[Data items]

BEGIN

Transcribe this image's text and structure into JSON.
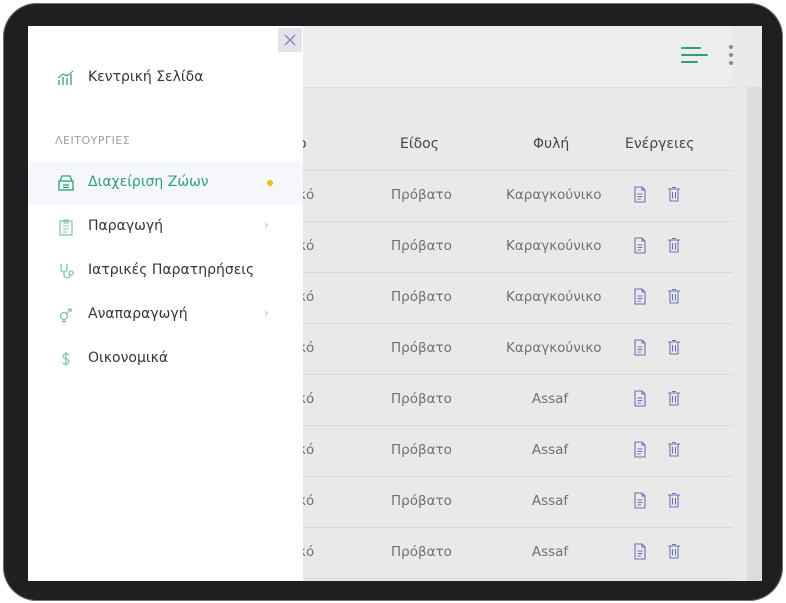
{
  "sidebar": {
    "home_label": "Κεντρική Σελίδα",
    "section_label": "ΛΕΙΤΟΥΡΓΙΕΣ",
    "items": [
      {
        "label": "Διαχείριση Ζώων",
        "icon": "inventory-icon"
      },
      {
        "label": "Παραγωγή",
        "icon": "clipboard-icon"
      },
      {
        "label": "Ιατρικές Παρατηρήσεις",
        "icon": "stethoscope-icon"
      },
      {
        "label": "Αναπαραγωγή",
        "icon": "gender-icon"
      },
      {
        "label": "Οικονομικά",
        "icon": "dollar-icon"
      }
    ]
  },
  "table": {
    "partial_header": "ο",
    "headers": {
      "species": "Είδος",
      "breed": "Φυλή",
      "actions": "Ενέργειες"
    },
    "rows": [
      {
        "partial": "κό",
        "species": "Πρόβατο",
        "breed": "Καραγκούνικο"
      },
      {
        "partial": "κό",
        "species": "Πρόβατο",
        "breed": "Καραγκούνικο"
      },
      {
        "partial": "κό",
        "species": "Πρόβατο",
        "breed": "Καραγκούνικο"
      },
      {
        "partial": "κό",
        "species": "Πρόβατο",
        "breed": "Καραγκούνικο"
      },
      {
        "partial": "κό",
        "species": "Πρόβατο",
        "breed": "Assaf"
      },
      {
        "partial": "κό",
        "species": "Πρόβατο",
        "breed": "Assaf"
      },
      {
        "partial": "κό",
        "species": "Πρόβατο",
        "breed": "Assaf"
      },
      {
        "partial": "κό",
        "species": "Πρόβατο",
        "breed": "Assaf"
      }
    ]
  },
  "colors": {
    "accent": "#2f9f76",
    "dot": "#f3b71f",
    "icon": "#6b72b4"
  }
}
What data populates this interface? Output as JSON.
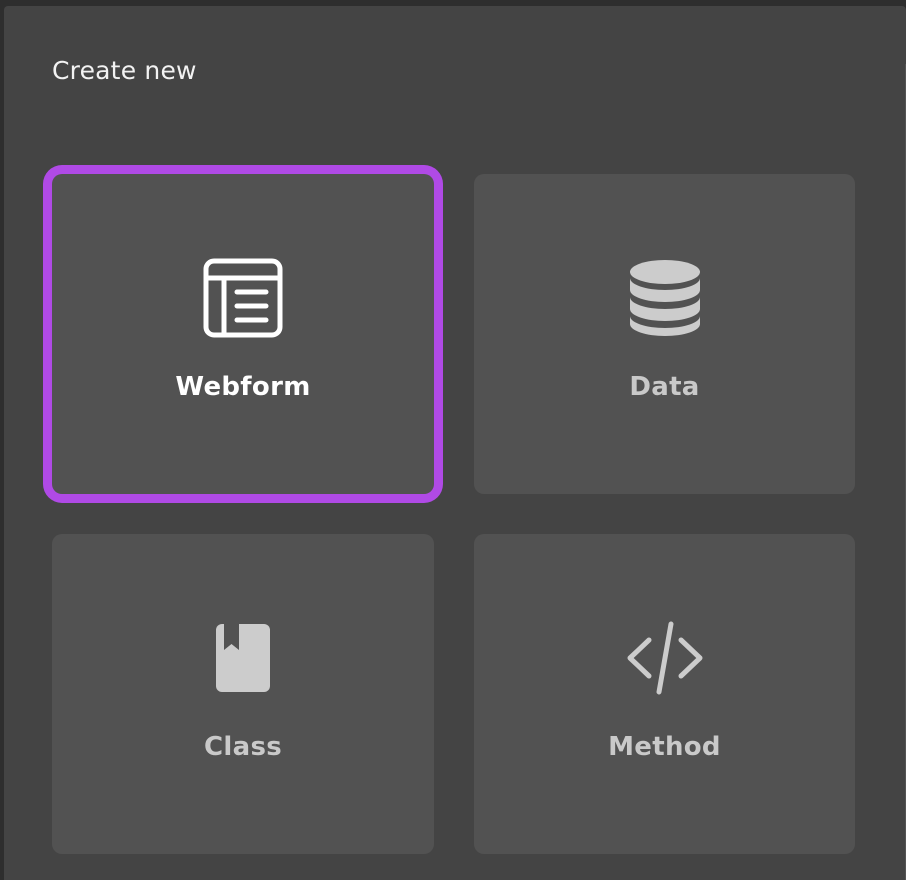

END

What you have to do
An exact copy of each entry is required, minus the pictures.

Task answer
Transcribe this image's text and structure into JSON.
{
  "sidebar": {
    "home_label": "Κεντρική Σελίδα",
    "section_label": "ΛΕΙΤΟΥΡΓΙΕΣ",
    "items": [
      {
        "label": "Διαχείριση Ζώων",
        "icon": "inventory-icon"
      },
      {
        "label": "Παραγωγή",
        "icon": "clipboard-icon"
      },
      {
        "label": "Ιατρικές Παρατηρήσεις",
        "icon": "stethoscope-icon"
      },
      {
        "label": "Αναπαραγωγή",
        "icon": "gender-icon"
      },
      {
        "label": "Οικονομικά",
        "icon": "dollar-icon"
      }
    ]
  },
  "table": {
    "partial_header": "ο",
    "headers": {
      "species": "Είδος",
      "breed": "Φυλή",
      "actions": "Ενέργειες"
    },
    "rows": [
      {
        "partial": "κό",
        "species": "Πρόβατο",
        "breed": "Καραγκούνικο"
      },
      {
        "partial": "κό",
        "species": "Πρόβατο",
        "breed": "Καραγκούνικο"
      },
      {
        "partial": "κό",
        "species": "Πρόβατο",
        "breed": "Καραγκούνικο"
      },
      {
        "partial": "κό",
        "species": "Πρόβατο",
        "breed": "Καραγκούνικο"
      },
      {
        "partial": "κό",
        "species": "Πρόβατο",
        "breed": "Assaf"
      },
      {
        "partial": "κό",
        "species": "Πρόβατο",
        "breed": "Assaf"
      },
      {
        "partial": "κό",
        "species": "Πρόβατο",
        "breed": "Assaf"
      },
      {
        "partial": "κό",
        "species": "Πρόβατο",
        "breed": "Assaf"
      }
    ]
  },
  "colors": {
    "accent": "#2f9f76",
    "dot": "#f3b71f",
    "icon": "#6b72b4"
  }
}
What data populates this interface? Output as JSON.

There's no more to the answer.